## Required work:
Write the data below out again, exactly as each line reads.

**** Recorded information

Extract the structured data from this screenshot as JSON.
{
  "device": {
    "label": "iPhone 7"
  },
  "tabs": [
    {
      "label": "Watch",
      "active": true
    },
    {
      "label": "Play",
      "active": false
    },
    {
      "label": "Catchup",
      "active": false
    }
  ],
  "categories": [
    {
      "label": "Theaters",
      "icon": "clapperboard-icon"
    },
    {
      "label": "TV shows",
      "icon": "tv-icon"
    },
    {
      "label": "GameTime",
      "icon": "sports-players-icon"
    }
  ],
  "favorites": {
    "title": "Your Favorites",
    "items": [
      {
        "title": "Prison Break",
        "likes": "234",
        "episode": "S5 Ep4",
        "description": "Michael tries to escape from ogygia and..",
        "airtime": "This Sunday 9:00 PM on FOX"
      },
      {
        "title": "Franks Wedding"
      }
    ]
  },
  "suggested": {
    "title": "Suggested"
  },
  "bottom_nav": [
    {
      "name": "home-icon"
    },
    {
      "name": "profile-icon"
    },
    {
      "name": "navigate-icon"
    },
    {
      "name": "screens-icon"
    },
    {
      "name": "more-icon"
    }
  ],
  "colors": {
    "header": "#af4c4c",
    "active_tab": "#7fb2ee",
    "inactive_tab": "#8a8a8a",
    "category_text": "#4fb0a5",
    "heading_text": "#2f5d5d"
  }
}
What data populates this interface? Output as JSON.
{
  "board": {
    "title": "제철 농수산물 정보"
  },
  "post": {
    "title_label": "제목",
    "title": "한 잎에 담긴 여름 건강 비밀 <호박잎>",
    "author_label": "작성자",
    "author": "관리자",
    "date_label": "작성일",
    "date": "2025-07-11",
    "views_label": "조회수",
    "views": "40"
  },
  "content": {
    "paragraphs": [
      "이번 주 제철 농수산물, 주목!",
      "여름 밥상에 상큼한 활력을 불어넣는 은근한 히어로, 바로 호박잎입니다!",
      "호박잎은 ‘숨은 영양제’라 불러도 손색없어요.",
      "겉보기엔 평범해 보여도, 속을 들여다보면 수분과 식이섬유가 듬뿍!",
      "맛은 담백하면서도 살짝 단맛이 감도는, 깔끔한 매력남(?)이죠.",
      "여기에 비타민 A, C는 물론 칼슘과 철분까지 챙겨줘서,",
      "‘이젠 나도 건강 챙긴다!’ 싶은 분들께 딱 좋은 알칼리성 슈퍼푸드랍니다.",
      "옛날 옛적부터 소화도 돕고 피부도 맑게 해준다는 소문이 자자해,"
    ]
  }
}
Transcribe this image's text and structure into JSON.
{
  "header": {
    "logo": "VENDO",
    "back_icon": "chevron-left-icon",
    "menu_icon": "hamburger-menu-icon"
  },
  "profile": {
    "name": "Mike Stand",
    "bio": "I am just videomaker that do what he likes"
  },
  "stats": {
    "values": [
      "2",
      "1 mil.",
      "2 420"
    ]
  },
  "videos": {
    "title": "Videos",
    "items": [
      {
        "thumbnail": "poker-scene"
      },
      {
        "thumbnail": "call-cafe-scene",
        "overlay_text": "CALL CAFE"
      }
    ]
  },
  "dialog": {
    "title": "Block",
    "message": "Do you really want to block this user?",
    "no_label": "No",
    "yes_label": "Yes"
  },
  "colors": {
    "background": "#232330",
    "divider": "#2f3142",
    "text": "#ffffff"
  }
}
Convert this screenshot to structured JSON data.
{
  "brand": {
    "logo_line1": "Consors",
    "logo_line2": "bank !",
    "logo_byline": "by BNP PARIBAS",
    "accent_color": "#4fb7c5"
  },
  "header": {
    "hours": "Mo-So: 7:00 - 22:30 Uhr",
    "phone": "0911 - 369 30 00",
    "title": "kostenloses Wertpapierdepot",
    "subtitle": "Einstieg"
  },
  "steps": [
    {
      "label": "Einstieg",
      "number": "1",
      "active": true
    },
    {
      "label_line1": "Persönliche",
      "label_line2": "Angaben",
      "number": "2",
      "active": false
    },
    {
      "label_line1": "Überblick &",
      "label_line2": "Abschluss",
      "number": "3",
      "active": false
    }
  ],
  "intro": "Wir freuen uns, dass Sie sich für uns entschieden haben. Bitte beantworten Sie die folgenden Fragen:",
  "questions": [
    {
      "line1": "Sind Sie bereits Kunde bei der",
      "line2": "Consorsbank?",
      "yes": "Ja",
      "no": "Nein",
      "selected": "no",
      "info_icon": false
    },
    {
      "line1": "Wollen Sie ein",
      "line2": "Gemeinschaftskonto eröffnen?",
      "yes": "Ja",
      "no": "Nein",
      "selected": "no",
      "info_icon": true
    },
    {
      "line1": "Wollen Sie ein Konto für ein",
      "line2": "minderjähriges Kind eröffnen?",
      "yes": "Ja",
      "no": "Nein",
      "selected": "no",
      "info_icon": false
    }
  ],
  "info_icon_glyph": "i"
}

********

## Response to this exercise:
Extract the structured data from this screenshot as JSON.
{
  "device": {
    "label": "iPhone 7"
  },
  "tabs": [
    {
      "label": "Watch",
      "active": true
    },
    {
      "label": "Play",
      "active": false
    },
    {
      "label": "Catchup",
      "active": false
    }
  ],
  "categories": [
    {
      "label": "Theaters",
      "icon": "clapperboard-icon"
    },
    {
      "label": "TV shows",
      "icon": "tv-icon"
    },
    {
      "label": "GameTime",
      "icon": "sports-players-icon"
    }
  ],
  "favorites": {
    "title": "Your Favorites",
    "items": [
      {
        "title": "Prison Break",
        "likes": "234",
        "episode": "S5 Ep4",
        "description": "Michael tries to escape from ogygia and..",
        "airtime": "This Sunday 9:00 PM on FOX"
      },
      {
        "title": "Franks Wedding"
      }
    ]
  },
  "suggested": {
    "title": "Suggested"
  },
  "bottom_nav": [
    {
      "name": "home-icon"
    },
    {
      "name": "profile-icon"
    },
    {
      "name": "navigate-icon"
    },
    {
      "name": "screens-icon"
    },
    {
      "name": "more-icon"
    }
  ],
  "colors": {
    "header": "#af4c4c",
    "active_tab": "#7fb2ee",
    "inactive_tab": "#8a8a8a",
    "category_text": "#4fb0a5",
    "heading_text": "#2f5d5d"
  }
}
What data populates this interface? Output as JSON.
{
  "board": {
    "title": "제철 농수산물 정보"
  },
  "post": {
    "title_label": "제목",
    "title": "한 잎에 담긴 여름 건강 비밀 <호박잎>",
    "author_label": "작성자",
    "author": "관리자",
    "date_label": "작성일",
    "date": "2025-07-11",
    "views_label": "조회수",
    "views": "40"
  },
  "content": {
    "paragraphs": [
      "이번 주 제철 농수산물, 주목!",
      "여름 밥상에 상큼한 활력을 불어넣는 은근한 히어로, 바로 호박잎입니다!",
      "호박잎은 ‘숨은 영양제’라 불러도 손색없어요.",
      "겉보기엔 평범해 보여도, 속을 들여다보면 수분과 식이섬유가 듬뿍!",
      "맛은 담백하면서도 살짝 단맛이 감도는, 깔끔한 매력남(?)이죠.",
      "여기에 비타민 A, C는 물론 칼슘과 철분까지 챙겨줘서,",
      "‘이젠 나도 건강 챙긴다!’ 싶은 분들께 딱 좋은 알칼리성 슈퍼푸드랍니다.",
      "옛날 옛적부터 소화도 돕고 피부도 맑게 해준다는 소문이 자자해,"
    ]
  }
}
Transcribe this image's text and structure into JSON.
{
  "header": {
    "logo": "VENDO",
    "back_icon": "chevron-left-icon",
    "menu_icon": "hamburger-menu-icon"
  },
  "profile": {
    "name": "Mike Stand",
    "bio": "I am just videomaker that do what he likes"
  },
  "stats": {
    "values": [
      "2",
      "1 mil.",
      "2 420"
    ]
  },
  "videos": {
    "title": "Videos",
    "items": [
      {
        "thumbnail": "poker-scene"
      },
      {
        "thumbnail": "call-cafe-scene",
        "overlay_text": "CALL CAFE"
      }
    ]
  },
  "dialog": {
    "title": "Block",
    "message": "Do you really want to block this user?",
    "no_label": "No",
    "yes_label": "Yes"
  },
  "colors": {
    "background": "#232330",
    "divider": "#2f3142",
    "text": "#ffffff"
  }
}
Convert this screenshot to structured JSON data.
{
  "brand": {
    "logo_line1": "Consors",
    "logo_line2": "bank !",
    "logo_byline": "by BNP PARIBAS",
    "accent_color": "#4fb7c5"
  },
  "header": {
    "hours": "Mo-So: 7:00 - 22:30 Uhr",
    "phone": "0911 - 369 30 00",
    "title": "kostenloses Wertpapierdepot",
    "subtitle": "Einstieg"
  },
  "steps": [
    {
      "label": "Einstieg",
      "number": "1",
      "active": true
    },
    {
      "label_line1": "Persönliche",
      "label_line2": "Angaben",
      "number": "2",
      "active": false
    },
    {
      "label_line1": "Überblick &",
      "label_line2": "Abschluss",
      "number": "3",
      "active": false
    }
  ],
  "intro": "Wir freuen uns, dass Sie sich für uns entschieden haben. Bitte beantworten Sie die folgenden Fragen:",
  "questions": [
    {
      "line1": "Sind Sie bereits Kunde bei der",
      "line2": "Consorsbank?",
      "yes": "Ja",
      "no": "Nein",
      "selected": "no",
      "info_icon": false
    },
    {
      "line1": "Wollen Sie ein",
      "line2": "Gemeinschaftskonto eröffnen?",
      "yes": "Ja",
      "no": "Nein",
      "selected": "no",
      "info_icon": true
    },
    {
      "line1": "Wollen Sie ein Konto für ein",
      "line2": "minderjähriges Kind eröffnen?",
      "yes": "Ja",
      "no": "Nein",
      "selected": "no",
      "info_icon": false
    }
  ],
  "info_icon_glyph": "i"
}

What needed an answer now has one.